Haggai 1:2-9, 14 & 2:1, 4-9
The Rev. Dr. Robert S. Langworthy, preaching
November 6, 2022
Moral confusion…political degeneration…social chaos…increasing violence…impoverishing inflation…selfish disregard of the welfare of others…and off-handed indifference to God!
Do these terms apply to America today? They do – and to a tiny subjected state of the Persian Empire made up of Jerusalem and a bit of Judah in 521 B.C.
Sixty-seven years before Haggai prophesied, Babylon had destroyed Jerusalem and its glorious temple, and exiled the Jews hundreds of miles to the east. After the Persian Empire replaced the Babylonian, the new superpower supported the Jews’ return to their homeland.
Eighteen years before Haggai prophesied, a small band of brave Jews had camped amidst the fire-blackened ruins of Jerusalem and made an enthusiastic start on rebuilding the house of God there. But foreign opposition and internal apathy brought the work to a standstill; and for years nothing was done – until Haggai began to exhort the people to set their priorities right and to serve God (and their relationship with Him) first and foremost.
Rebuilding God’s house, the temple, was at that moment the best way they could do that. Restoring it would catalyze the reviving of their life with God.
But with prices soaring and basic life necessities in short supply, many of the repatriated Israelites were focusing entirely on doing what they thought they had to in order to survive. As a result, they were neglecting God and allowing their faith community to flounder.
As Haggai had heard from God, the Lord wanted to bring His beloved people to their senses; and, to do that, He let their self-directed and misdirected hard work in lesser concerns come to nothing. They sowed much but harvested little; they ate but never felt satisfied; they earned wages but, storing them in bags with holes, lost them right away. God’s allowing them to know all that frustration was the tough love God exercised to teach them the truth that even the most strenuous efforts in other concerns, if not coupled with equally strenuous efforts in Godly concerns, leaves people empty and discontented.

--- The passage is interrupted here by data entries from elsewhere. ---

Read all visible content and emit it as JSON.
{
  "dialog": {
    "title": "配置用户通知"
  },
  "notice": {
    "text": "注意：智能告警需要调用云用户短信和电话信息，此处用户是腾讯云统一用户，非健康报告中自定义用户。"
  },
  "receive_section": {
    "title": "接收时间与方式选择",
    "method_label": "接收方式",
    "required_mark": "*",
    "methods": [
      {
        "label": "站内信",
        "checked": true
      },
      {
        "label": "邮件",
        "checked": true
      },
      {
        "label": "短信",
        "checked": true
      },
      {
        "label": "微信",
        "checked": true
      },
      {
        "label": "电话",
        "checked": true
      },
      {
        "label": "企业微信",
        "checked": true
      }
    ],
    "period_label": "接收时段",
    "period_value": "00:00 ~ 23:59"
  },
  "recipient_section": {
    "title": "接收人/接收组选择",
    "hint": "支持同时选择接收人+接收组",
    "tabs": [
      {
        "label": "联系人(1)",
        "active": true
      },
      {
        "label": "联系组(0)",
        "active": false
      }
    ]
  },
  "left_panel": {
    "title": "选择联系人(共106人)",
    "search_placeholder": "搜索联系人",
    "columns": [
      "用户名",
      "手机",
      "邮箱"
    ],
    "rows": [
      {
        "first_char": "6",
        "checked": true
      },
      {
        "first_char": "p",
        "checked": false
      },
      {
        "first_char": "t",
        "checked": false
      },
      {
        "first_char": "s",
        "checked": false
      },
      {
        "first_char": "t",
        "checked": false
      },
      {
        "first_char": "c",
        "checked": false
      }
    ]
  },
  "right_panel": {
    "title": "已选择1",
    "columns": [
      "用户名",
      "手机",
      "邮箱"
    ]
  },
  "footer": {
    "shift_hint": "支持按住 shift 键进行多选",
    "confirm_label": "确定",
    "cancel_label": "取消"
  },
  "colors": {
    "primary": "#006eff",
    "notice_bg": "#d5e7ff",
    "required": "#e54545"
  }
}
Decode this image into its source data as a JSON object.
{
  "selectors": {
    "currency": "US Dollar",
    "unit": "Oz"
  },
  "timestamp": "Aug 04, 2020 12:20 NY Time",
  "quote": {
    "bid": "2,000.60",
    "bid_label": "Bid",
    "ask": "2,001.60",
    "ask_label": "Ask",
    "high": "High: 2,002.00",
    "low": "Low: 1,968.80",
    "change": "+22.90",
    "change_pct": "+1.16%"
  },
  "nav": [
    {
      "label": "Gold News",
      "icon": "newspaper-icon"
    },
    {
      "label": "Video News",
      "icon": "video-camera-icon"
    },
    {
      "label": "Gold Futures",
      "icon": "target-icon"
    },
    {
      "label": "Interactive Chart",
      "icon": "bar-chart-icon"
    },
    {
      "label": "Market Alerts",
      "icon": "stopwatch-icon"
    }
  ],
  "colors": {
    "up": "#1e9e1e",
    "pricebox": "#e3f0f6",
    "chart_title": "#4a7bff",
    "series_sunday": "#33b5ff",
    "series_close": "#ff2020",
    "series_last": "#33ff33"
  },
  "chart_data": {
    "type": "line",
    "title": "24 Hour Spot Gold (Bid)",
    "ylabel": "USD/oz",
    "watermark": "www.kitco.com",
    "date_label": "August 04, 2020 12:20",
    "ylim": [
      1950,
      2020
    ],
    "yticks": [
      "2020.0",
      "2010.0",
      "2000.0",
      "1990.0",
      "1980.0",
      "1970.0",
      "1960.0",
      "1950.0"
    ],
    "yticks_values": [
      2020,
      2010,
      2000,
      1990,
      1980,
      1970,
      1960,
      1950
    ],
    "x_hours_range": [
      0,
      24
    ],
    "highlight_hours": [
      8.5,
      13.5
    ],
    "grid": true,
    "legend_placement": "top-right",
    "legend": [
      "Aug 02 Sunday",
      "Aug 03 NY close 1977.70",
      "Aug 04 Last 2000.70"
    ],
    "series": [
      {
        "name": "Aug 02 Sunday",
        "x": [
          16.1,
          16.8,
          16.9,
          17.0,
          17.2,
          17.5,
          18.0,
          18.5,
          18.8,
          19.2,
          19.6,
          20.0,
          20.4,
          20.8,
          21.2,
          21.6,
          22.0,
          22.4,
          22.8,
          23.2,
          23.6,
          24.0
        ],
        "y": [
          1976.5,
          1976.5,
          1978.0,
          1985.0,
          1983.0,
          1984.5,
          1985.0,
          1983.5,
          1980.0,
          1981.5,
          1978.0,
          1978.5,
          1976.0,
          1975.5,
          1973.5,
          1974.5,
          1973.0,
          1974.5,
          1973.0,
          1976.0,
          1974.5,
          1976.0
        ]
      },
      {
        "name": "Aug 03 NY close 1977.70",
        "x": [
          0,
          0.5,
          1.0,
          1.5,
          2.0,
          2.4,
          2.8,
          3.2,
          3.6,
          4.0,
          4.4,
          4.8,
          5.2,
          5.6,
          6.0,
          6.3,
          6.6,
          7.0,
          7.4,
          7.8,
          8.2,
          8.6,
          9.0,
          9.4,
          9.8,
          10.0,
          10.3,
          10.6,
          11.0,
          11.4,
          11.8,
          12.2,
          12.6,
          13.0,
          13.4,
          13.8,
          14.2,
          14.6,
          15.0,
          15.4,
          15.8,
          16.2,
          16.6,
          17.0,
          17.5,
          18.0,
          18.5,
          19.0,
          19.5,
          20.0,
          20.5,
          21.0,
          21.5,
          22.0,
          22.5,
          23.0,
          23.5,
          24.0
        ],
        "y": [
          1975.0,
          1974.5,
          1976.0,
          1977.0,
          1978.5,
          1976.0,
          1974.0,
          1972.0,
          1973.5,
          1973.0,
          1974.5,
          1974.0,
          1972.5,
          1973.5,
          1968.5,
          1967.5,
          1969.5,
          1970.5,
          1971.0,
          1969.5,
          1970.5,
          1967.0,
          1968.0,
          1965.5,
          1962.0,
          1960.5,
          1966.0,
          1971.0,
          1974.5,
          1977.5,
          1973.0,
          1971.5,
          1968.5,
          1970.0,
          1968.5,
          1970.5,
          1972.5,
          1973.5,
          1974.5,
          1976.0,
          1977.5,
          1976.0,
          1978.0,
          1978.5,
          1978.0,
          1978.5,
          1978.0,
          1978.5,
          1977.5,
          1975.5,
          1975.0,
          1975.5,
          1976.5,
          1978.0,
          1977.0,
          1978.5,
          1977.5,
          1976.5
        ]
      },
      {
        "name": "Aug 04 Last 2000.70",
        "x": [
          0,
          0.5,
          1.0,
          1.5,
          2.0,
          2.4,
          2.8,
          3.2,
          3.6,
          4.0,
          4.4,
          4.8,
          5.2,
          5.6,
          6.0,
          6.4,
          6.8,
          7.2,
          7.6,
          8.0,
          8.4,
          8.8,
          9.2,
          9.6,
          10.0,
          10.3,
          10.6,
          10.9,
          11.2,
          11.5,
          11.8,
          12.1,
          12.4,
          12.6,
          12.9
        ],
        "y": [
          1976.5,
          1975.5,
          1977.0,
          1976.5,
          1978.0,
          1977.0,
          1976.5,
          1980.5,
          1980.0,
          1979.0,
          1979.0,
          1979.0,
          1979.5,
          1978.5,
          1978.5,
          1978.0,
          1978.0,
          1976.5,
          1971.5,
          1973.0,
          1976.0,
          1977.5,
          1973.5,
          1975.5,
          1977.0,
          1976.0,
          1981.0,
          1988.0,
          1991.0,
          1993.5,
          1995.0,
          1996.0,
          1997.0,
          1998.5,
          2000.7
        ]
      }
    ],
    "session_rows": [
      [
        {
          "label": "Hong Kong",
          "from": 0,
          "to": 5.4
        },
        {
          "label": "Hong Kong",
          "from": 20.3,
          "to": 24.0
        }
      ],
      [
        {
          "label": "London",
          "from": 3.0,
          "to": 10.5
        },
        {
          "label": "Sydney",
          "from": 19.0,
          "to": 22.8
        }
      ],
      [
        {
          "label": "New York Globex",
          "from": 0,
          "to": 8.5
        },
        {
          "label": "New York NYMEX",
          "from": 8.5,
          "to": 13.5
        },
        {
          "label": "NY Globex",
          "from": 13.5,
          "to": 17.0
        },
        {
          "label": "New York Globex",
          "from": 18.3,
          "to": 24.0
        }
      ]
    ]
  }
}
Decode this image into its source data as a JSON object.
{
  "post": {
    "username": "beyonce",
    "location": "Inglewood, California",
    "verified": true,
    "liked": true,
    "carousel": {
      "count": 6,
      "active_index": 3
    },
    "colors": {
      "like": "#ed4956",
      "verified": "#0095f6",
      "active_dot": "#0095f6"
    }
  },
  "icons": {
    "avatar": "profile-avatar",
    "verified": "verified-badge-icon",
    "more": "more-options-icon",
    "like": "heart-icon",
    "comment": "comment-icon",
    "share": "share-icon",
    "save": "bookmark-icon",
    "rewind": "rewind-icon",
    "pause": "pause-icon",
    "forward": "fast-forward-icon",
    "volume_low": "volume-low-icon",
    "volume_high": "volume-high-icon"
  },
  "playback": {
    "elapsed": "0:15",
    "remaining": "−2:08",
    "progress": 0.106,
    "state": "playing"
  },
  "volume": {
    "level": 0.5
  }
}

When God through Haggai commanded them to prioritize building His house over their own, it wasn’t because the One who is everywhere needed a place. But His people needed a place where they could consistently, if not always, encounter God; and, as a result, renew their love of Him and make the maintenance of a friendship with Him the chief aim of their life.
The hard circumstances of Haggai’s day made it impossible to restore the temple to its prior magnificence any time soon; but the volunteers rebuilding it could, by making it the best they then could, make it all it needed to be so as to bring people into close contact with the living God and give God thereby the chance to lift up their spirits and inspire them to enact justice, compassion and witness. Their obedience would move things nearer to the great day ahead when, as Haggai put it, “the latter splendor of this house shall be greater than the former” as God would bring in all the nations and by them fill it with His glory and shalom.
No one knew the time that great day would arrive; it might be soon or long off. And, however near or distant it might be, there were, either way, many blind turns down the road to it. All anyone could then see of even the immediate future was all the challenges before them – most especially, the growing disinterest in God and disregard of God’s values.
Though the rebuilders of God’s house would be blind as to where, at least in the short run, its rebuilding would bring them, they could still build faithfully and expectantly. All they needed was the courage their faith imparts to keep on keeping on with hope. If they could believe in God’s steadfast love, they could persevere in their work, undaunted by the uncertainties and risks.
So three times in one verse here, Haggai urged folks to “take courage” since God had promised His presence to those who follow His will, telling such folks, “I am with you” and “my Spirit abides among you.” God’s presence makes it so that, if they do their modest part, God will do His mighty and marvelous part and work miracles in their individual lives and in the life of the broader community.
We live in much the same world as Haggai, and face much the same challenges. While we haven’t undergone the exile the ancient Israelites had, we were exiled from each other’s company by months upon months of lockdowns; and while the house of God we call our spiritual home was not left in ruins as Haggai’s was, we find it, on our return, left emptier of people than before. And as Haggai discovered in his day, we discover in our day that the culture around us more and more disdains our faith.
But we have the same promise from God which Haggai had. So, if we obey God about rebuilding His house and count on His being with us in the effort, we will grow courageous in our hope that wonders for us and others will come. For if we give our best to the Lord, He will give His best to us; and His best is so enormous it will cause our humble labors to bring about huge blessings for all.
So let us dedicate, to the rebuilding of this house of God, our time as limited as we think it is, our talent as modest as we think it is, and our treasure as meager as we think it is. For what matters is being “all in” and doing our best.
So please pray this week about what of your time, talent and treasure you can pledge to the rebuilding of this house of God in 2023. Next Sunday, in worship, we can offer up to God our faith promises for the building of the house He is dreaming of bringing into being.